For a caregiver to have the necessary authority to make legal and medical decisions for a child, they must be recognized as a formal caregiver through one of the following: Adoption, Open Adoption with Agreements, Guardianship, Permanent Guardianship, Standby Guardianship, Legal Custody, De Facto Custody, or Medical and Educational Consent. Each type of option is explained in more detail below.
Adoption – The biological parents’ rights are forever terminated, and the caregiver is seen as the parent in the eyes of the law. Adoptive parents have full legal rights to make medical, educational, legal and other decisions for their children. Some states provide a financial subsidy to parents who adopt special needs children, but the definition of “special needs” differs from state to state. Some states consider any child adopted over the age of two years to be special needs whereas other states require some form of physical or mental disability to meet the criterion. If financial assistance is needed, it is important to know whether the caregiver’s state will provide a subsidy before deciding to adopt.
Open Adoption with Agreements – Legally, there is no such term as “open adoption”. There is only one kind of adoption as described above. The term open adoption indicates that there is an agreement, whether informal or written as a formal contract, detailing ongoing contact between the adopted child and its birth mother or sometimes foster mother.
Guardianship – Guardianship gives the caregiver legal authority to make medical, educational, legal and other decisions for children in their custody. Guardianship is not considered permanent because the birth parent can petition the courts at any time to regain custody of their child at which point the guardianship is terminated.
Permanent Guardianship – Some states offer a variant of guardianship that is essentially permanent.
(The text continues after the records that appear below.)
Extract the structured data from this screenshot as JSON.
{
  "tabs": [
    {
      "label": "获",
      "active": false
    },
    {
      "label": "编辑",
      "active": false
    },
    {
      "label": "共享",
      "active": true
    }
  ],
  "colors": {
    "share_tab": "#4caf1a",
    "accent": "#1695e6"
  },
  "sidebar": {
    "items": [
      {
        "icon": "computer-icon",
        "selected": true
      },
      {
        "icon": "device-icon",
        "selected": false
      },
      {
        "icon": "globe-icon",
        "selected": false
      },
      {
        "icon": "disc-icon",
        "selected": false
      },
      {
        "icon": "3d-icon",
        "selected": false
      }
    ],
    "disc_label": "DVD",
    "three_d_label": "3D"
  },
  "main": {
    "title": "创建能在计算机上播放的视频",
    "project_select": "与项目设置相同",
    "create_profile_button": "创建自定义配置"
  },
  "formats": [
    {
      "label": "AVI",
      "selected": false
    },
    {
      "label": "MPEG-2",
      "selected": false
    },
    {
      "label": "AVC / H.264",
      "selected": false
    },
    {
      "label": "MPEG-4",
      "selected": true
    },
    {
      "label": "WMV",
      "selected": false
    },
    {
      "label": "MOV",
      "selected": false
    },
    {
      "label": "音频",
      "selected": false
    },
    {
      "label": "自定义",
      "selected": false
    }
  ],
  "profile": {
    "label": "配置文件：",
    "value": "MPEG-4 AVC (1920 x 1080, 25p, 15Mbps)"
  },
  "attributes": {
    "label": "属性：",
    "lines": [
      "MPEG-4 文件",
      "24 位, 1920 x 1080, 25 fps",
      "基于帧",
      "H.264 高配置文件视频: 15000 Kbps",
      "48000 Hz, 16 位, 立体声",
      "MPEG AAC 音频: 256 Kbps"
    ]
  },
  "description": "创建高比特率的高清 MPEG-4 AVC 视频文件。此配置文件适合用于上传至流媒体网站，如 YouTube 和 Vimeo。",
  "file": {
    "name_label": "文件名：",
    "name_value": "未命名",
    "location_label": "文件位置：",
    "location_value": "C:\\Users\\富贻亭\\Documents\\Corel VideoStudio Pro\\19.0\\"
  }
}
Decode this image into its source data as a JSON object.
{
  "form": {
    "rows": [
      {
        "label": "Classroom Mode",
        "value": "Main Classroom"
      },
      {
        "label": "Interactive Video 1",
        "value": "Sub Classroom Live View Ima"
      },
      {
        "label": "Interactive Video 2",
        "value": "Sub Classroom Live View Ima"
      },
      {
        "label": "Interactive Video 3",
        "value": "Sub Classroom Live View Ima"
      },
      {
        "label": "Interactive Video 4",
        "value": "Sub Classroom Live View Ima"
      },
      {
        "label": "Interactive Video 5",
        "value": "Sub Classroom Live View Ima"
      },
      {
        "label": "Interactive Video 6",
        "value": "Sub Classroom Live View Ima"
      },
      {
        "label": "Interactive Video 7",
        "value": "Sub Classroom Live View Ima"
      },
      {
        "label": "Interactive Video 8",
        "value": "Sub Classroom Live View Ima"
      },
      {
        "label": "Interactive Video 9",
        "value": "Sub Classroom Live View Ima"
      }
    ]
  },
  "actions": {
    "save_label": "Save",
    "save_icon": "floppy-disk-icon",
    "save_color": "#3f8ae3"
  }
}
If the state determines that it is in the child’s best interest for the birth parents never to regain physical custody, it can legally prevent the birth parents from ever petitioning the court to terminate guardianship.
Standby Guardianship – Standby guardianship is a unique form of guardianship whereby a terminally ill parent is allowed to designate in advance the caregiver for their child once incapacity strikes. This is not available in all states.
Legal Custody – Legal custody is similar to guardianship but is not available in all states. If available, it is usually granted by a family court whereas guardianship is usually granted by a probate court. There is some suggestion that the status of guardian confers more authority to make decisions for the child than that of legal custodian.
De Facto Custody – Available in some states, this designation relates only to custody hearings. De Facto custodians are persons who have “in fact” provided primary physical and financial care to a child for at least six months to one year. The court grants de facto custodians the same rights as parents in custody hearings.
Medical and Educational Consent – Some states provide authority to caregivers without guardianship or legal custody after all reasonable attempts to locate a parent are guardian have been exhausted. For example, an aunt, uncle or grandparent without guardianship or legal custody can submit an affidavit to the court requesting permission to enroll the child in school or assent to medical care.
While adoption, guardianship and legal custody are available in all states, the other forms of legal caregiving authority vary by state. It is important to know the legal caregiver options in the state where care will be provided to the child.